Chicagoans that have never seen other cities’ ghettos might assume that all poor neighborhoods are sparsely populated, rife with vacant lots, and starved of commerce. This condition – the de-institutionalized ghetto – is actually not symptomatic of all ghettos. Differences in density – of people, residences, banks, churches, grocery stores, social service centers, etc. – between rich and poor neighborhoods are far more dramatic in Chicago than in other cities. Using low rent as the primary inducement, poor neighborhoods can attract businesses and community organizations that provide basic services, put people to work, generate taxes, and build social capital. In some cities, poor neighborhoods have higher organizational density than nearby wealthy neighborhoods.
The origins of Chicago’s “Everything Desert” phenomenon can be traced to April 5, 1968, the day after Martin Luther King Jr. was assassinated. Riots started in the Austin neighborhood and expanded to consume most of Chicago’s West Side and pockets of the South Side. Large-scale looting and arsen (of both abandoned and occupied buildings) led Mayor Richard Daley to give police the authority “to shoot to kill any arsonist or anyone with a Molotov cocktail in his hand … and … to shoot to maim or cripple anyone looting any stores in our city.” In the aftermath of the two-day riot, 210 buildings were destroyed and more than a thousand people were left homeless.
44 years later, the effects of this destruction are still being felt in Chicago. To this day, much of what was burned down and/or looted remain empty lots. The riots accelerated the mass departure of Caucasian and Jewish communities. And by the end of the 60’s, scores of once-diverse South and West Side communities were more than 90% African American, spawning the hypersegregation that exists in Chicago today. In the years following the riots, commercial life in these neighborhoods was decimated. The lion’s share of factories and backbone industries moved away. In North Lawndale alone, International Harvester, Sears, Zenith, Sunbeam, and Western Electric all closed down in the 70’s and 80’s.
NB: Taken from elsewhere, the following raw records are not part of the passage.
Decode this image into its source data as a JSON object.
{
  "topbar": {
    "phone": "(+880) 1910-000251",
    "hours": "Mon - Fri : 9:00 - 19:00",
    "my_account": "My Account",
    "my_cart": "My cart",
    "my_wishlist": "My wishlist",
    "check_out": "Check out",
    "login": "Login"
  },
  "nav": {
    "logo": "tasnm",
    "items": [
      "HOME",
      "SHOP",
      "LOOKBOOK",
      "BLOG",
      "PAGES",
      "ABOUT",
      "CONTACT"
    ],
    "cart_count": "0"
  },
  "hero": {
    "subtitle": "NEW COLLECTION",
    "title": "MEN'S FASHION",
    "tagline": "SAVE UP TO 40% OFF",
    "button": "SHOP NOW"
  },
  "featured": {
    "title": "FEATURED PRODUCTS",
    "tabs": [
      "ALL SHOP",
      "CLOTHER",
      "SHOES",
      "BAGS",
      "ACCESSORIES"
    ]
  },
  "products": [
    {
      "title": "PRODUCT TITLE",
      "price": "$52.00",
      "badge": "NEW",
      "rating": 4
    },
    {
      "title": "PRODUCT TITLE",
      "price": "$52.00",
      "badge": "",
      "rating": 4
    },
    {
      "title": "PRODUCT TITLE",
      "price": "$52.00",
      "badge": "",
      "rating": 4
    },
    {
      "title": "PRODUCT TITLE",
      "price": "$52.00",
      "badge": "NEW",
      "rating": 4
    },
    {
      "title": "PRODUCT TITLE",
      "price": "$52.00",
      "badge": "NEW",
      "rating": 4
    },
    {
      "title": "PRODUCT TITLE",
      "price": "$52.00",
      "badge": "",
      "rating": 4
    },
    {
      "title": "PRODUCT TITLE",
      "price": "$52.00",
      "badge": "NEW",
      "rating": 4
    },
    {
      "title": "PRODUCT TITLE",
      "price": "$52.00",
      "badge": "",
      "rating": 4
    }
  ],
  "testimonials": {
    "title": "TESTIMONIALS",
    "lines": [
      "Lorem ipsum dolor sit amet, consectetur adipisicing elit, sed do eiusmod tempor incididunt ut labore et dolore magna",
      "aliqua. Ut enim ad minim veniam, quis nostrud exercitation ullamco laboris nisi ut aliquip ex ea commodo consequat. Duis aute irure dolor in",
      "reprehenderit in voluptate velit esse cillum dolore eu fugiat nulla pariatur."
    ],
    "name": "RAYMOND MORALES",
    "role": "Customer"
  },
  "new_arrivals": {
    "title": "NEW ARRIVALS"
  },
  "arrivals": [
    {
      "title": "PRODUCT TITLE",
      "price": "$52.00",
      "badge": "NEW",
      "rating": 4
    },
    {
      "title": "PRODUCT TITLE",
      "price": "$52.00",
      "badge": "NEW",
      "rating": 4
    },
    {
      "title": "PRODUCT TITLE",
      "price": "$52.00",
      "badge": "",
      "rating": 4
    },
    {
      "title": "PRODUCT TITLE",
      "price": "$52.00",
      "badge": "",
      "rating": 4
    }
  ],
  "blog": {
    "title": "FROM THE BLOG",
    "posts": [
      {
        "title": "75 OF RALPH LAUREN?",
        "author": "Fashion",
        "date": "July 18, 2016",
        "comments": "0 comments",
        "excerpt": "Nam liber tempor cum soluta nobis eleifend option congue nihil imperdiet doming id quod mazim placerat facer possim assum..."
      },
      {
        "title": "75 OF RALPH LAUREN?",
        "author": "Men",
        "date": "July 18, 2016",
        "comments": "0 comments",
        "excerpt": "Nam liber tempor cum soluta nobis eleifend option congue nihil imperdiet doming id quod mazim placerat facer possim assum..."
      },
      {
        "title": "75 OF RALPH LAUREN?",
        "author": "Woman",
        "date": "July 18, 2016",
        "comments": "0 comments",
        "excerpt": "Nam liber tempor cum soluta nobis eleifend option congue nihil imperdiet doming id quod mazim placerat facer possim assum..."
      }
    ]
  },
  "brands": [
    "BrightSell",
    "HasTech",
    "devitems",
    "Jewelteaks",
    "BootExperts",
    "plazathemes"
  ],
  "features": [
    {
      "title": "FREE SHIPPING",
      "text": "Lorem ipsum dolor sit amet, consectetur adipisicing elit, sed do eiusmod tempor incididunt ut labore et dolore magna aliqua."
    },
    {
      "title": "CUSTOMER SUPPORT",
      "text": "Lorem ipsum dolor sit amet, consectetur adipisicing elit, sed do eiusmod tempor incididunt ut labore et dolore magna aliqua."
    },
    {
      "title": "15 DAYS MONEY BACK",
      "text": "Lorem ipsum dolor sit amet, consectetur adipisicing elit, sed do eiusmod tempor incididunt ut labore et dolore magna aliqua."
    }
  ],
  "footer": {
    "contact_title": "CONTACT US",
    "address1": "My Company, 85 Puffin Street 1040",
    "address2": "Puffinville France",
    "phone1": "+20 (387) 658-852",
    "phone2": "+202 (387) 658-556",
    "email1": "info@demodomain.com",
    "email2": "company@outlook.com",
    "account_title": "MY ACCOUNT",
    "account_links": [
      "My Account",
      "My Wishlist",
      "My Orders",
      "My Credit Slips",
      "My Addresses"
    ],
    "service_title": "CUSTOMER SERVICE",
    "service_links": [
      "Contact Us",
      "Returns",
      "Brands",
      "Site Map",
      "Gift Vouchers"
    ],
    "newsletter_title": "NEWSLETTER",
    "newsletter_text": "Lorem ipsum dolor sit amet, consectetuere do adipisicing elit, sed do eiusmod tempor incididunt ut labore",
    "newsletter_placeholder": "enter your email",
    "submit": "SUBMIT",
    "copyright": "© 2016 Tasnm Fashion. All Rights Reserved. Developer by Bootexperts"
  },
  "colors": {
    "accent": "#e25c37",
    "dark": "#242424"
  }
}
Here is a table provided in the Chicago Magazine article that shows just how striking the density disparity is between Chicago’s ghettos and ghettos in other cities. Notice the figures for banks and credits unions. Chicago’s ghettos barely have any.
What are the implications of organizational density? The most obvious benefit of high density is resource availability; having clinics, dentist offices, grocery stores, pharmacies, childcare centers, banks, and credit unions nearby are essential for day-to-day survival. Furthermore, studies have shown that high density deters crime and vandalism for the simple reason that it provides more eyes on the street. Sidewalk activity makes illicit activity more difficult to conduct. It also fosters social interaction and community formation.
Other cities – LA, for example – have transformed neighborhoods once devastasted by race riots, using both public and private efforts to gentrify neighborhoods and in turn improve organizational density and diversity. But in Chicago, politicians failed to address the problem in the 70’s, when hypersegregation began to plant deep roots. Mayor Daley spurned scattered community development in favor of large public housing projects like Cabrini Green that merely moved large pockets of poverty into isolated community areas. Hypersegregation and poverty concentration actually worsened over Daley’s long tenure; and the problem became less of a priority among Chicago politicians as the city grew accustom to the status quo. Affluent regions have long been resistent to the integration of social services and low-income housing in their neighborhoods. At the same time, politicians in poor regions have little incentive to press for gentrification, for a couple reasons. First, their constituents have more pressing problems on their mind, i.e. poor-performing schools, drug activity, high unemployment, etc.. Second, hypersegregation provides a stable electoral base for politicians in poor, homogenous neighborhoods.
Chicago, more than any other city, is a case study in how segregation is inextricably linked with self-perpetuating poverty and the cause-and-conseuqence problem of organizational density. 44 years since the Chicago riots, these problems are so deep-rooted that many wonder if neighborhoods like Englewood and North Lawndale will ever return to their glory years in the late 19th century/early 20th Century.